“It is not for you,” said the Gironde, to govern France, you, who are covered with the blood of September. he legislators of a rich and industrial empire must regard property as one of the most sacred bases of social order, and the mission of legislating for France cannot be fulfilled by you who preach anarchy, protect plunder and terrify the owners of property. . . . You summon against us all the hired assassins of Paris; we summon against you all the honest folk of Paris.”
It is the language of the propertied party — le parti des honnêtes gens — those who massacred the people of Paris in June 1848 and in 1871, supported the coup d'état of Napoleon III., and Who are now ready to do it all over again.
To it the “Mountain” replied: “We accuse you of wanting to use your talents for your own advancement only, and not in the interests of Equality. So long is the King permitted you to govern through the ministers you gave him, so long did, he seem honest enough for you. . . . Your secret desire has never been to raise France to the glorious destiny of a Republic,; but to keep her under a King whose Mayors of the Palace you would yourselves have been.”
We shall see how just this accusation was when we find Barbaroux in the South and Louvet in Brittany both of them hand in glove with the royalists, and when so many of the Girondins entered into an agreement with les blancs, after they came back to power through the reaction of Thermidor. But let as continue the quotation.
“You want liberty without equality,” said the “Mountain,” “and we desire equality because we cannot conceive liberty without it. You who call yourselves statesmen, you want to organise the Republic for the rich; but we, not pretending to be statesmen, are striving for laws which will lift the poor out of their misery and turn all men, under a state of universal wellbeing, into happy citizens and ardent defenders of a universally adored republic.”
Here we see two absolutely different conceptions of society; and it was so that the struggle was understood by its contemporaries.
The Revolution had hitherto confined itself to overthrowing the King, without even trying to secure its work by a complete change of the ideas of the nation in a republican direction — it had to stop after its first victory, and leave France to struggle, as best she could, against German, English, Spanish, Italian, and Savoyard invaders, supported from within by the partisans of royalty. Or else, the Revolution, after getting rid of the King, had to make at once, without delay, an effort towards “Equality,” as they then called it — towards “Communism,” as we should say now. It must complete the work of abolishing the feudal rights, the work of restoring the land to the communes, the work of nationalising the soil, while it would recognise the right of all to the land. It must consolidate the work already so far carried out by the revolted peasantry during those four years, and it would try, with the people's help, “to ,raise the poor out of their wretchedness.” It must try to create, if possible, not absolute equality of riches, but a condition of well-being for all, — “universal welfare.” And it would do this by forcibly taking the power of Government from the rich, and transferring it to the Communes and the Popular Societies.

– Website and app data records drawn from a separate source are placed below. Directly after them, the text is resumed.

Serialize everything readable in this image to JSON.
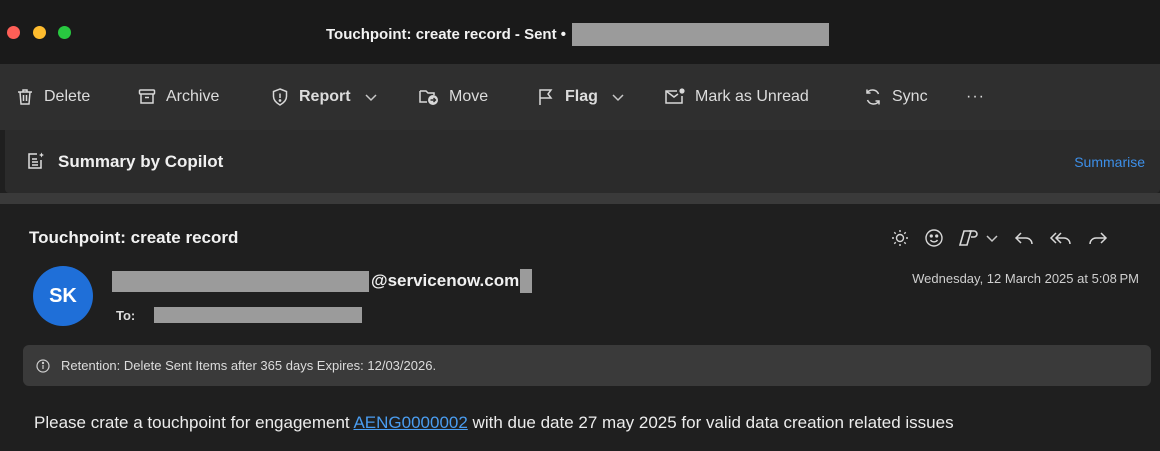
{
  "window": {
    "title": "Touchpoint: create record - Sent •"
  },
  "toolbar": {
    "delete": "Delete",
    "archive": "Archive",
    "report": "Report",
    "move": "Move",
    "flag": "Flag",
    "mark_unread": "Mark as Unread",
    "sync": "Sync",
    "more": "···"
  },
  "copilot": {
    "title": "Summary by Copilot",
    "summarise": "Summarise"
  },
  "message": {
    "subject": "Touchpoint: create record",
    "avatar_initials": "SK",
    "sender_domain": "@servicenow.com",
    "to_label": "To:",
    "date": "Wednesday, 12 March 2025 at 5:08 PM",
    "retention": "Retention: Delete Sent Items after 365 days Expires: 12/03/2026.",
    "body_before": "Please crate a touchpoint for engagement ",
    "body_link": "AENG0000002",
    "body_after": " with due date 27 may 2025 for valid data creation related issues"
  },
  "icons": {
    "delete": "trash-icon",
    "archive": "archive-box-icon",
    "report": "shield-icon",
    "move": "move-folder-icon",
    "flag": "flag-icon",
    "mark_unread": "envelope-dot-icon",
    "sync": "sync-icon",
    "copilot": "copilot-summary-icon",
    "actions": [
      "sun-icon",
      "emoji-icon",
      "loop-icon",
      "reply-icon",
      "reply-all-icon",
      "forward-icon"
    ],
    "retention": "info-icon"
  },
  "colors": {
    "window_bg": "#1f1f1f",
    "toolbar_bg": "#2f2f2f",
    "accent_link": "#4a9df0",
    "avatar": "#1f6fd8",
    "traffic_red": "#fe5f57",
    "traffic_yellow": "#febc2e",
    "traffic_green": "#28c840"
  }
}
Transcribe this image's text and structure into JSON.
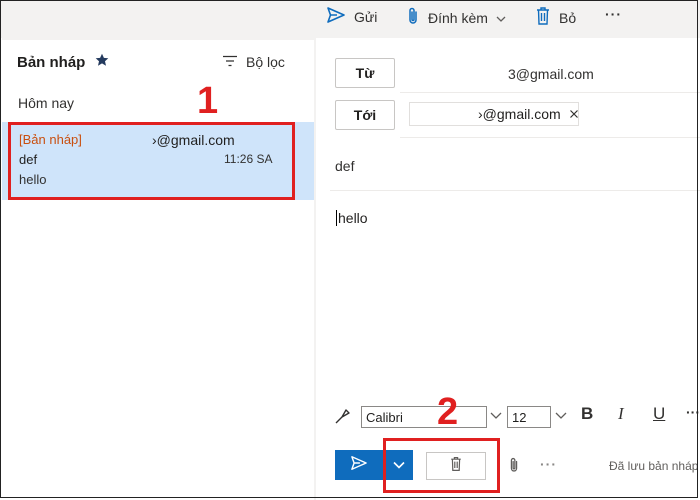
{
  "toolbar": {
    "send_label": "Gửi",
    "attach_label": "Đính kèm",
    "discard_label": "Bỏ",
    "more_label": "···"
  },
  "message_list": {
    "folder_title": "Bản nháp",
    "filter_label": "Bộ lọc",
    "group_label": "Hôm nay",
    "items": [
      {
        "status": "[Bản nháp]",
        "from": "›@gmail.com",
        "subject": "def",
        "time": "11:26 SA",
        "preview": "hello"
      }
    ]
  },
  "compose": {
    "from_button": "Từ",
    "from_value": "3@gmail.com",
    "to_button": "Tới",
    "to_chip": "›@gmail.com",
    "subject": "def",
    "body": "hello"
  },
  "format_bar": {
    "font": "Calibri",
    "size": "12",
    "bold": "B",
    "italic": "I",
    "underline": "U",
    "more": "···"
  },
  "footer": {
    "more_label": "···",
    "saved_status": "Đã lưu bản nháp"
  },
  "annotations": {
    "step1": "1",
    "step2": "2"
  },
  "colors": {
    "accent": "#0f6cbd",
    "selected_bg": "#cfe4fa",
    "draft_tag": "#c94f0f",
    "annotation_red": "#e02020"
  }
}
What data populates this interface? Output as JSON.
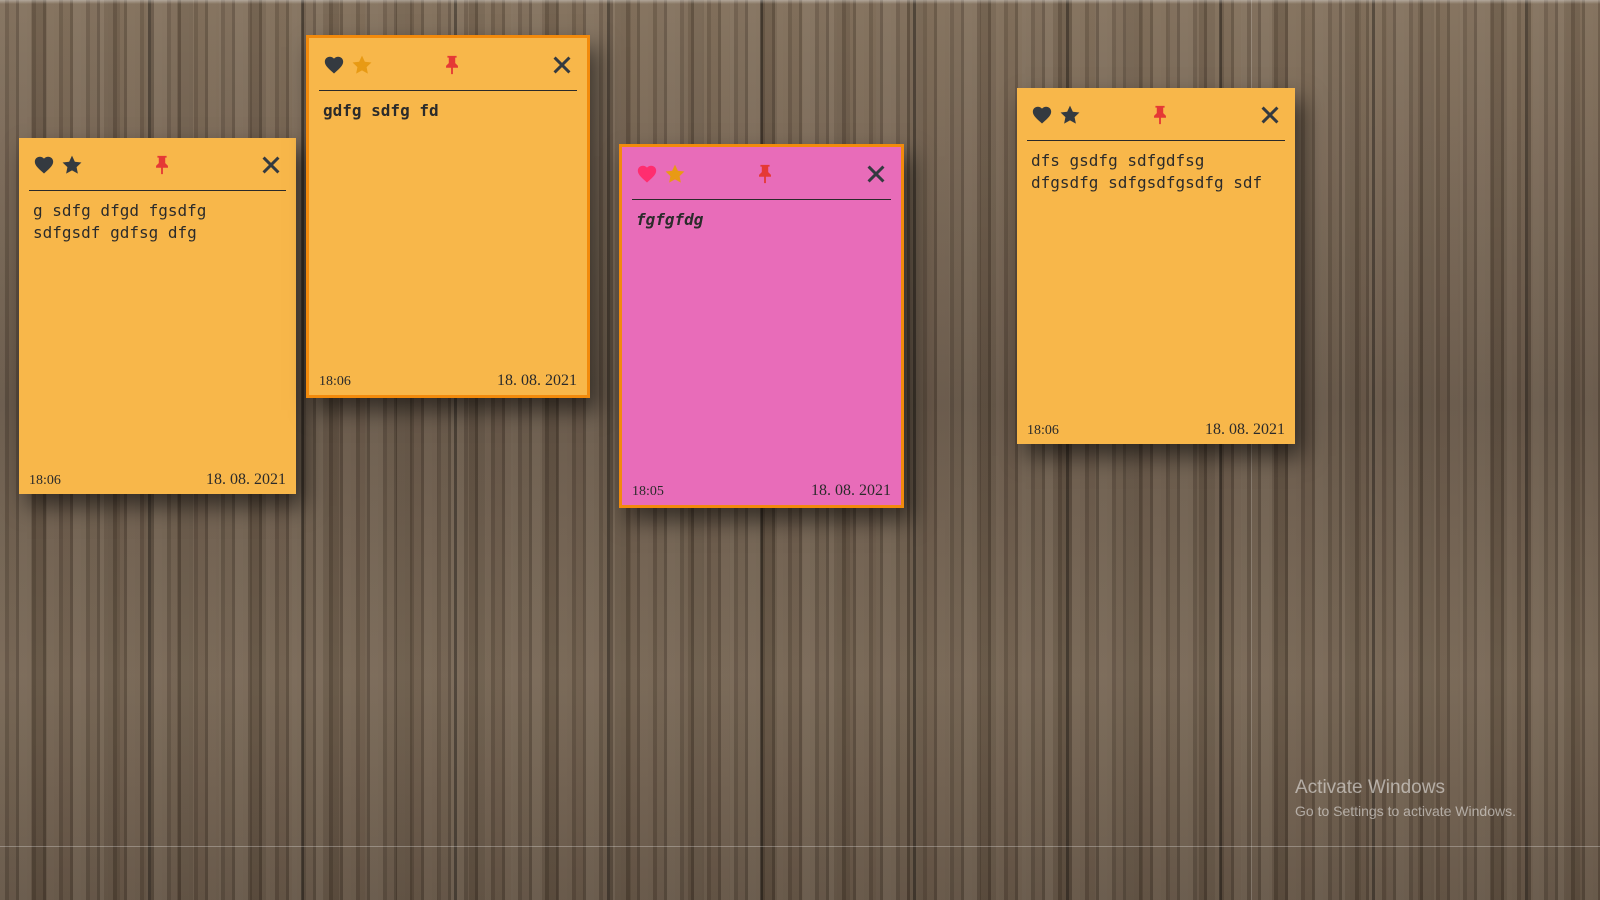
{
  "notes": [
    {
      "text": "g sdfg dfgd fgsdfg\nsdfgsdf gdfsg dfg",
      "time": "18:06",
      "date": "18. 08. 2021",
      "color": "#f8b74a",
      "favorited": false,
      "starred": false,
      "text_style": "normal"
    },
    {
      "text": "gdfg sdfg fd",
      "time": "18:06",
      "date": "18. 08. 2021",
      "color": "#f8b74a",
      "favorited": false,
      "starred": true,
      "text_style": "bold"
    },
    {
      "text": "fgfgfdg",
      "time": "18:05",
      "date": "18. 08. 2021",
      "color": "#e86cb9",
      "favorited": true,
      "starred": true,
      "text_style": "bold-italic"
    },
    {
      "text": "dfs gsdfg sdfgdfsg\ndfgsdfg sdfgsdfgsdfg sdf",
      "time": "18:06",
      "date": "18. 08. 2021",
      "color": "#f8b74a",
      "favorited": false,
      "starred": false,
      "text_style": "normal"
    }
  ],
  "icons": {
    "heart": "heart-icon",
    "star": "star-icon",
    "pin": "pin-icon",
    "close": "close-icon"
  },
  "colors": {
    "icon_default": "#343a40",
    "heart_active": "#ff2d6f",
    "star_active": "#e89a14",
    "pin": "#e53935",
    "selected_border": "#f28a0c"
  },
  "watermark": {
    "title": "Activate Windows",
    "subtitle": "Go to Settings to activate Windows."
  }
}
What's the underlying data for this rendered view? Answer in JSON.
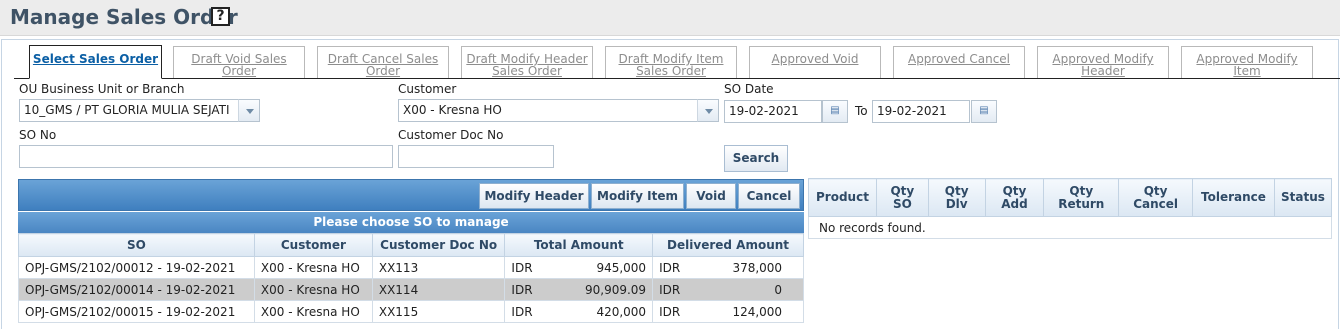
{
  "page": {
    "title": "Manage Sales Order",
    "help_label": "?"
  },
  "tabs": [
    {
      "label": "Select Sales Order",
      "active": true
    },
    {
      "label": "Draft Void Sales Order"
    },
    {
      "label": "Draft Cancel Sales Order"
    },
    {
      "label": "Draft Modify Header Sales Order"
    },
    {
      "label": "Draft Modify Item Sales Order"
    },
    {
      "label": "Approved Void"
    },
    {
      "label": "Approved Cancel"
    },
    {
      "label": "Approved Modify Header"
    },
    {
      "label": "Approved Modify Item"
    }
  ],
  "filters": {
    "ou_label": "OU Business Unit or Branch",
    "ou_value": "10_GMS / PT GLORIA MULIA SEJATI",
    "customer_label": "Customer",
    "customer_value": "X00 - Kresna HO",
    "so_date_label": "SO Date",
    "date_from": "19-02-2021",
    "to_label": "To",
    "date_to": "19-02-2021",
    "so_no_label": "SO No",
    "so_no_value": "",
    "customer_doc_label": "Customer Doc No",
    "customer_doc_value": "",
    "search_label": "Search"
  },
  "toolbar": {
    "modify_header": "Modify Header",
    "modify_item": "Modify Item",
    "void": "Void",
    "cancel": "Cancel"
  },
  "so_table": {
    "caption": "Please choose SO to manage",
    "headers": [
      "SO",
      "Customer",
      "Customer Doc No",
      "Total Amount",
      "Delivered Amount"
    ],
    "rows": [
      {
        "so": "OPJ-GMS/2102/00012 - 19-02-2021",
        "customer": "X00 - Kresna HO",
        "doc": "XX113",
        "total_cur": "IDR",
        "total": "945,000",
        "dlv_cur": "IDR",
        "dlv": "378,000",
        "selected": false
      },
      {
        "so": "OPJ-GMS/2102/00014 - 19-02-2021",
        "customer": "X00 - Kresna HO",
        "doc": "XX114",
        "total_cur": "IDR",
        "total": "90,909.09",
        "dlv_cur": "IDR",
        "dlv": "0",
        "selected": true
      },
      {
        "so": "OPJ-GMS/2102/00015 - 19-02-2021",
        "customer": "X00 - Kresna HO",
        "doc": "XX115",
        "total_cur": "IDR",
        "total": "420,000",
        "dlv_cur": "IDR",
        "dlv": "124,000",
        "selected": false
      }
    ]
  },
  "item_table": {
    "headers": [
      "Product",
      "Qty SO",
      "Qty Dlv",
      "Qty Add",
      "Qty Return",
      "Qty Cancel",
      "Tolerance",
      "Status"
    ],
    "empty_text": "No records found."
  }
}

These alternatives suffice to explain the sanguinary struggle which rent asunder the Convention, and with it the whole of France after the downfall of royalty. Everything else is of secondary importance.